Russell Group universities have offered students big sums of money, preferential treatment towards 'first-choice' accommodation and help with paying the costs, and even paid work experience, in return for delaying their studies by a year.
According to reports the decision to defer applications by a year follows a rise in tuition fees to £9,250 in 2017, and the end of a cap on numbers, as the higher education institutions scramble to fill their open positions with Britain's very best and brightest.
Now that students can apply to up to five universities at once, admissions departments have been making more offers than they can accept. This has led to universities such as Nottingham, Exeter, and Manchester offering lucrative sums to put off applicants for a year.
The Times reported that the Freedom of Information requests show that Nottingham offered 260 medical course applicants £2,000 to defer their studies for a year, while 59 graduate entry nursing applicants were offered £1,000 each.
Of those medical applicants offered the large sums to take a gap year, five accepted. None of those planning to study nursing agreed.
Imperial College London asked medical applicants to delay their entry from 2014 to 2015, in exchange for a 'paid-for eight-month project in the UK or overseas'.

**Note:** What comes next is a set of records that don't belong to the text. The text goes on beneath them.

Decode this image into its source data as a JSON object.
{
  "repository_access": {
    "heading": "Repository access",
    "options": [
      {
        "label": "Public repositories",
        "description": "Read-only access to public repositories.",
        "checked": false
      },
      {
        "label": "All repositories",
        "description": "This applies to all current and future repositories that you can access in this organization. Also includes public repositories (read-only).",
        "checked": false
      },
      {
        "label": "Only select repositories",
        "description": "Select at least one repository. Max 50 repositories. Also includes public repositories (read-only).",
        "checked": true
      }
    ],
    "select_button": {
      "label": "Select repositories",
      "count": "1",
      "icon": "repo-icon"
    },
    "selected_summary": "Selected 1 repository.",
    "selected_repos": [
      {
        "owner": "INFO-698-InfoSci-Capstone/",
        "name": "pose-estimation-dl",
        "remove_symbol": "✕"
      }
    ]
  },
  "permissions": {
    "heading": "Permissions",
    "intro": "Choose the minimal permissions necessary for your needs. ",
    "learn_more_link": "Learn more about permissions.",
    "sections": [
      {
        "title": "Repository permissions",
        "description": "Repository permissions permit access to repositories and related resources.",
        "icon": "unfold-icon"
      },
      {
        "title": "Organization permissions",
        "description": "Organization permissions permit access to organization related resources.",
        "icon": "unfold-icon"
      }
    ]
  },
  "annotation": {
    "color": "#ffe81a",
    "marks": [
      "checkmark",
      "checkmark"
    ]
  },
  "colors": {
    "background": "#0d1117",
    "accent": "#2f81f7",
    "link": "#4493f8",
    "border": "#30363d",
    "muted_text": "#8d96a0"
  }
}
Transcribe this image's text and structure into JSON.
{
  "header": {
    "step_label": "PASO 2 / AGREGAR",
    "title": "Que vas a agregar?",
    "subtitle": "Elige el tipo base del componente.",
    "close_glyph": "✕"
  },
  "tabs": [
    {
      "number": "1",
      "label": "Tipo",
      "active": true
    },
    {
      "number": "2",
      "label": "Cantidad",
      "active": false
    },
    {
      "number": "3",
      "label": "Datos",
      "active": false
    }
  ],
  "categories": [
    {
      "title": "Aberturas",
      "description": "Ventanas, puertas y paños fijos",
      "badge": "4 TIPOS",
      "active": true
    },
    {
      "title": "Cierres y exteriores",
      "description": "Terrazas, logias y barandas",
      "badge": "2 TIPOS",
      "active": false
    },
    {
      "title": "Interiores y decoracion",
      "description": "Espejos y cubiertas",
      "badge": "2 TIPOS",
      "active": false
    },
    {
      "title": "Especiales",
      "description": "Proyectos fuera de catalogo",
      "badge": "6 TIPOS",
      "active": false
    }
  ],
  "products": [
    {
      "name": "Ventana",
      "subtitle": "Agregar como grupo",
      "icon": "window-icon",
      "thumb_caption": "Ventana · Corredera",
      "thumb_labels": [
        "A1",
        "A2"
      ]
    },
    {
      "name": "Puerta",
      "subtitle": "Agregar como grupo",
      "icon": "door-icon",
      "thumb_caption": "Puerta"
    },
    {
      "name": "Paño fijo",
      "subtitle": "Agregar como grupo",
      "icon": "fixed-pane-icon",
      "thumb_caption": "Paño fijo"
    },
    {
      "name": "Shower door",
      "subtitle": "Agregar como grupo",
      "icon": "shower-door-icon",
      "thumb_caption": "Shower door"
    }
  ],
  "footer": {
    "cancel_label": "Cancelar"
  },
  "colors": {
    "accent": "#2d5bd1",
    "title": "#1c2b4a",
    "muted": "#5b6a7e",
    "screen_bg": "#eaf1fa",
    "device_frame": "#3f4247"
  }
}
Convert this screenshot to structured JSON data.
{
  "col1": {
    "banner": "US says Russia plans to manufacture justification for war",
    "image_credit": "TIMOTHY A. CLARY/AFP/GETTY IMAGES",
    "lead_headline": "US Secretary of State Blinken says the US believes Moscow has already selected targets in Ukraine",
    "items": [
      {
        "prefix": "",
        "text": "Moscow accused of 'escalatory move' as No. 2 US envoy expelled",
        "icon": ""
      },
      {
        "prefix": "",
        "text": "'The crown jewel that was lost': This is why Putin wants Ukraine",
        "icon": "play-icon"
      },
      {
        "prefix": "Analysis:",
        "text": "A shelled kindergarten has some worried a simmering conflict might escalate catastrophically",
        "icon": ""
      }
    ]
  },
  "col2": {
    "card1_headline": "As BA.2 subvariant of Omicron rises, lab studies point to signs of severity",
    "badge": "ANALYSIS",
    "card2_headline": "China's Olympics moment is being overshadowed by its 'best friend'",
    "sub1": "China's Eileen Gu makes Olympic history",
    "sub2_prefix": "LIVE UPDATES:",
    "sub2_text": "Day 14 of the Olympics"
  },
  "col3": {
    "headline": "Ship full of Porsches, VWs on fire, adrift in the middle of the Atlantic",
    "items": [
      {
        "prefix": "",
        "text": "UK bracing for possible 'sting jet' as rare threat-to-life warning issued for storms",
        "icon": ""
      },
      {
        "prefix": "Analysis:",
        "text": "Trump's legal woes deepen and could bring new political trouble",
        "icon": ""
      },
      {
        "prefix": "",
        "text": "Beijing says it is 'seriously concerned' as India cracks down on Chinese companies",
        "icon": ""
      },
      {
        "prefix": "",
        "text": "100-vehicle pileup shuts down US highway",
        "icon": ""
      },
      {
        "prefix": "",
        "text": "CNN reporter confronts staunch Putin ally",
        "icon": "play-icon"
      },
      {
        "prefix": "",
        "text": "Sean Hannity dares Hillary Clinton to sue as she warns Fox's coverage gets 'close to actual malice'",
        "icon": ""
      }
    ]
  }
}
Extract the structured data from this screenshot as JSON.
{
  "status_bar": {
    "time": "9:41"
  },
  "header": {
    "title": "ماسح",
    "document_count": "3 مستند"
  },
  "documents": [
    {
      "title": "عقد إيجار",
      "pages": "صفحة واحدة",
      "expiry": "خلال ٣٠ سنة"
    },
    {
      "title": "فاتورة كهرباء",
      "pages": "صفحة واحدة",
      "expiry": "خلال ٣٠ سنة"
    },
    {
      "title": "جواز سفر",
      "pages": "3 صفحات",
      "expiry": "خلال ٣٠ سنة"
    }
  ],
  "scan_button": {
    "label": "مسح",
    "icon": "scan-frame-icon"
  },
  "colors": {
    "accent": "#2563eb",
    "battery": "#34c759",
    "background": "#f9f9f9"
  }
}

Up in the North West, the University of Manchester offered £1,000 to 190 management course applicants in 2018 to delay studies by one year. And in the North East, the University of Sunderland gave 10 paramedic applicants £4,000 each to defer entry from last April to last September.